(Dataset rows for apps and sites)
-----

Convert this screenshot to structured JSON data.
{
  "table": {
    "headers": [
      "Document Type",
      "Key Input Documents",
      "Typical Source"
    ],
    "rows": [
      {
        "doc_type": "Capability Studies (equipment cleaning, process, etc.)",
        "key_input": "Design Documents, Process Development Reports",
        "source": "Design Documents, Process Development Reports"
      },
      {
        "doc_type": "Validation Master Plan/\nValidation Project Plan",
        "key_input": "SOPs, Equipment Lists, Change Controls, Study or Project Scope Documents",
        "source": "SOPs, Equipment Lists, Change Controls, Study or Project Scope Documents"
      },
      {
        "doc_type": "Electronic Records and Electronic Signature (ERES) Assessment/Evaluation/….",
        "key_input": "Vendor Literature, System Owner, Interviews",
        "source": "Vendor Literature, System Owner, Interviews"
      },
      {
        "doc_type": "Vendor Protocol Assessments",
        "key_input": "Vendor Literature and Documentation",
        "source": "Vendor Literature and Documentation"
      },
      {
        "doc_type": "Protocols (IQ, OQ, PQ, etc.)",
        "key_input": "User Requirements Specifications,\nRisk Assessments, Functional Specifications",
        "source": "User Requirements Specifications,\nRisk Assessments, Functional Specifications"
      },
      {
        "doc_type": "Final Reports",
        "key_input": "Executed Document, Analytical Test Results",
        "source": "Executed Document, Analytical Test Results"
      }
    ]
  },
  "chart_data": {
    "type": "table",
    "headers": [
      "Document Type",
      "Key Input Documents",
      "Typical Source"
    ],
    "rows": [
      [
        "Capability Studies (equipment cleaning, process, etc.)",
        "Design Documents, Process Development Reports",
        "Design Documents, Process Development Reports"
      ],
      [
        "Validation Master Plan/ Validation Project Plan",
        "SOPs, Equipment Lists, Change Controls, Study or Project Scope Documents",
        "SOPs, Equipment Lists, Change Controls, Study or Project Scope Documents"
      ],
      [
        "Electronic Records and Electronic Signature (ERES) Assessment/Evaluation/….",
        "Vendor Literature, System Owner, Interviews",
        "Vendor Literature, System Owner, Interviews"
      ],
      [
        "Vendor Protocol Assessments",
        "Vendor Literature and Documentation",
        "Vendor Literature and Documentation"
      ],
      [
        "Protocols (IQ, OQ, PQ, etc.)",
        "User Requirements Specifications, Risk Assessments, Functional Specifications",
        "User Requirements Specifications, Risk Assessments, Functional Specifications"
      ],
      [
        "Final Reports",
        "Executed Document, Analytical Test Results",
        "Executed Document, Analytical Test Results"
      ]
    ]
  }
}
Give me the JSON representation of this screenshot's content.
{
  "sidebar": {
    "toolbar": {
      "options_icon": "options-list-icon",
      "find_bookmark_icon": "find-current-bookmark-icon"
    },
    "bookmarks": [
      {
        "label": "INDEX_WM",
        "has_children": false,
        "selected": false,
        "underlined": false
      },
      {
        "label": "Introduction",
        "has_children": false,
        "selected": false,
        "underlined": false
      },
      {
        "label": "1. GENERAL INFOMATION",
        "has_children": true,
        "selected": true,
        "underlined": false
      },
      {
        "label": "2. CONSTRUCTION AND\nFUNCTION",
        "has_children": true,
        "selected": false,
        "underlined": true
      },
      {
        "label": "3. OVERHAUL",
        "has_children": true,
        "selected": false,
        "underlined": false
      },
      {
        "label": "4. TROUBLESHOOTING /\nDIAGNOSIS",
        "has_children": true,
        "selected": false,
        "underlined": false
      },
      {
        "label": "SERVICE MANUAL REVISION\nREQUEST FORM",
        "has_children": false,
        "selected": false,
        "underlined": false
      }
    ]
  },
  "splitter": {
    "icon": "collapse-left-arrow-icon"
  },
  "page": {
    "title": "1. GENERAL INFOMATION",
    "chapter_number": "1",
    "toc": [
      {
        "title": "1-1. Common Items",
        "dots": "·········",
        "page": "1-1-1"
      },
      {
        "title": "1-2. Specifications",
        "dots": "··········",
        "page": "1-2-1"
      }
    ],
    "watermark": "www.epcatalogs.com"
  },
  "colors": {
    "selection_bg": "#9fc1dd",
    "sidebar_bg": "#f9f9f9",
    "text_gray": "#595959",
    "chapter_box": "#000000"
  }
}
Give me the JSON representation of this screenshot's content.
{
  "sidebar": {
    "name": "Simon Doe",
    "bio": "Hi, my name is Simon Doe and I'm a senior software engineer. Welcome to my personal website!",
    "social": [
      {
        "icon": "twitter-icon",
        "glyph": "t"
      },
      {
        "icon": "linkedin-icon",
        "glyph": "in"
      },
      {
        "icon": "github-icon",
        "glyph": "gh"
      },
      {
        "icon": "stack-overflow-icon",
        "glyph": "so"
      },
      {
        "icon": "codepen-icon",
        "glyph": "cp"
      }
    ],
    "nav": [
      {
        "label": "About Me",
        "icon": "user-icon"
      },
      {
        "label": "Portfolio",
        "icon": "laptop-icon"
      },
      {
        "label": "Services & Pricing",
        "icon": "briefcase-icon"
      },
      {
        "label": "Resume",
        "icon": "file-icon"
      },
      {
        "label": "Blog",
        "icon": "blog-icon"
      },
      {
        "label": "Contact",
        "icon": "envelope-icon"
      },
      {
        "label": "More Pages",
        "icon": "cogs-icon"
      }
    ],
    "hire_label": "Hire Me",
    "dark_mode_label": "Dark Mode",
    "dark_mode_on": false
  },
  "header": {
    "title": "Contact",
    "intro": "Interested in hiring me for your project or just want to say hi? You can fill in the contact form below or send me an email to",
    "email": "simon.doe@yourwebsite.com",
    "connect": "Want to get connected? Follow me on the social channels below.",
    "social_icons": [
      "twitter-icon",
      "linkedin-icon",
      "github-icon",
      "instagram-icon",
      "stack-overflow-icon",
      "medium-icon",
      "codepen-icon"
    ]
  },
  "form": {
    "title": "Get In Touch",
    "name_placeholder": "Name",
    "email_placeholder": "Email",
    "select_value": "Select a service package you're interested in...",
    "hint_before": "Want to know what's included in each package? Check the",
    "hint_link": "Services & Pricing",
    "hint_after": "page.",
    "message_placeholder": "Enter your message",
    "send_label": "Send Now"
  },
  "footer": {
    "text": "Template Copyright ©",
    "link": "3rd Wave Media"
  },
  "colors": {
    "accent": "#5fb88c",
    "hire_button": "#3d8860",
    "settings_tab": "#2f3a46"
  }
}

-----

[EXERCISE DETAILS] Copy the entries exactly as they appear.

[EXERCISE OUTPUT]
Convert this screenshot to structured JSON data.
{
  "table": {
    "headers": [
      "Document Type",
      "Key Input Documents",
      "Typical Source"
    ],
    "rows": [
      {
        "doc_type": "Capability Studies (equipment cleaning, process, etc.)",
        "key_input": "Design Documents, Process Development Reports",
        "source": "Design Documents, Process Development Reports"
      },
      {
        "doc_type": "Validation Master Plan/\nValidation Project Plan",
        "key_input": "SOPs, Equipment Lists, Change Controls, Study or Project Scope Documents",
        "source": "SOPs, Equipment Lists, Change Controls, Study or Project Scope Documents"
      },
      {
        "doc_type": "Electronic Records and Electronic Signature (ERES) Assessment/Evaluation/….",
        "key_input": "Vendor Literature, System Owner, Interviews",
        "source": "Vendor Literature, System Owner, Interviews"
      },
      {
        "doc_type": "Vendor Protocol Assessments",
        "key_input": "Vendor Literature and Documentation",
        "source": "Vendor Literature and Documentation"
      },
      {
        "doc_type": "Protocols (IQ, OQ, PQ, etc.)",
        "key_input": "User Requirements Specifications,\nRisk Assessments, Functional Specifications",
        "source": "User Requirements Specifications,\nRisk Assessments, Functional Specifications"
      },
      {
        "doc_type": "Final Reports",
        "key_input": "Executed Document, Analytical Test Results",
        "source": "Executed Document, Analytical Test Results"
      }
    ]
  },
  "chart_data": {
    "type": "table",
    "headers": [
      "Document Type",
      "Key Input Documents",
      "Typical Source"
    ],
    "rows": [
      [
        "Capability Studies (equipment cleaning, process, etc.)",
        "Design Documents, Process Development Reports",
        "Design Documents, Process Development Reports"
      ],
      [
        "Validation Master Plan/ Validation Project Plan",
        "SOPs, Equipment Lists, Change Controls, Study or Project Scope Documents",
        "SOPs, Equipment Lists, Change Controls, Study or Project Scope Documents"
      ],
      [
        "Electronic Records and Electronic Signature (ERES) Assessment/Evaluation/….",
        "Vendor Literature, System Owner, Interviews",
        "Vendor Literature, System Owner, Interviews"
      ],
      [
        "Vendor Protocol Assessments",
        "Vendor Literature and Documentation",
        "Vendor Literature and Documentation"
      ],
      [
        "Protocols (IQ, OQ, PQ, etc.)",
        "User Requirements Specifications, Risk Assessments, Functional Specifications",
        "User Requirements Specifications, Risk Assessments, Functional Specifications"
      ],
      [
        "Final Reports",
        "Executed Document, Analytical Test Results",
        "Executed Document, Analytical Test Results"
      ]
    ]
  }
}
Give me the JSON representation of this screenshot's content.
{
  "sidebar": {
    "toolbar": {
      "options_icon": "options-list-icon",
      "find_bookmark_icon": "find-current-bookmark-icon"
    },
    "bookmarks": [
      {
        "label": "INDEX_WM",
        "has_children": false,
        "selected": false,
        "underlined": false
      },
      {
        "label": "Introduction",
        "has_children": false,
        "selected": false,
        "underlined": false
      },
      {
        "label": "1. GENERAL INFOMATION",
        "has_children": true,
        "selected": true,
        "underlined": false
      },
      {
        "label": "2. CONSTRUCTION AND\nFUNCTION",
        "has_children": true,
        "selected": false,
        "underlined": true
      },
      {
        "label": "3. OVERHAUL",
        "has_children": true,
        "selected": false,
        "underlined": false
      },
      {
        "label": "4. TROUBLESHOOTING /\nDIAGNOSIS",
        "has_children": true,
        "selected": false,
        "underlined": false
      },
      {
        "label": "SERVICE MANUAL REVISION\nREQUEST FORM",
        "has_children": false,
        "selected": false,
        "underlined": false
      }
    ]
  },
  "splitter": {
    "icon": "collapse-left-arrow-icon"
  },
  "page": {
    "title": "1. GENERAL INFOMATION",
    "chapter_number": "1",
    "toc": [
      {
        "title": "1-1. Common Items",
        "dots": "·········",
        "page": "1-1-1"
      },
      {
        "title": "1-2. Specifications",
        "dots": "··········",
        "page": "1-2-1"
      }
    ],
    "watermark": "www.epcatalogs.com"
  },
  "colors": {
    "selection_bg": "#9fc1dd",
    "sidebar_bg": "#f9f9f9",
    "text_gray": "#595959",
    "chapter_box": "#000000"
  }
}
Give me the JSON representation of this screenshot's content.
{
  "sidebar": {
    "name": "Simon Doe",
    "bio": "Hi, my name is Simon Doe and I'm a senior software engineer. Welcome to my personal website!",
    "social": [
      {
        "icon": "twitter-icon",
        "glyph": "t"
      },
      {
        "icon": "linkedin-icon",
        "glyph": "in"
      },
      {
        "icon": "github-icon",
        "glyph": "gh"
      },
      {
        "icon": "stack-overflow-icon",
        "glyph": "so"
      },
      {
        "icon": "codepen-icon",
        "glyph": "cp"
      }
    ],
    "nav": [
      {
        "label": "About Me",
        "icon": "user-icon"
      },
      {
        "label": "Portfolio",
        "icon": "laptop-icon"
      },
      {
        "label": "Services & Pricing",
        "icon": "briefcase-icon"
      },
      {
        "label": "Resume",
        "icon": "file-icon"
      },
      {
        "label": "Blog",
        "icon": "blog-icon"
      },
      {
        "label": "Contact",
        "icon": "envelope-icon"
      },
      {
        "label": "More Pages",
        "icon": "cogs-icon"
      }
    ],
    "hire_label": "Hire Me",
    "dark_mode_label": "Dark Mode",
    "dark_mode_on": false
  },
  "header": {
    "title": "Contact",
    "intro": "Interested in hiring me for your project or just want to say hi? You can fill in the contact form below or send me an email to",
    "email": "simon.doe@yourwebsite.com",
    "connect": "Want to get connected? Follow me on the social channels below.",
    "social_icons": [
      "twitter-icon",
      "linkedin-icon",
      "github-icon",
      "instagram-icon",
      "stack-overflow-icon",
      "medium-icon",
      "codepen-icon"
    ]
  },
  "form": {
    "title": "Get In Touch",
    "name_placeholder": "Name",
    "email_placeholder": "Email",
    "select_value": "Select a service package you're interested in...",
    "hint_before": "Want to know what's included in each package? Check the",
    "hint_link": "Services & Pricing",
    "hint_after": "page.",
    "message_placeholder": "Enter your message",
    "send_label": "Send Now"
  },
  "footer": {
    "text": "Template Copyright ©",
    "link": "3rd Wave Media"
  },
  "colors": {
    "accent": "#5fb88c",
    "hire_button": "#3d8860",
    "settings_tab": "#2f3a46"
  }
}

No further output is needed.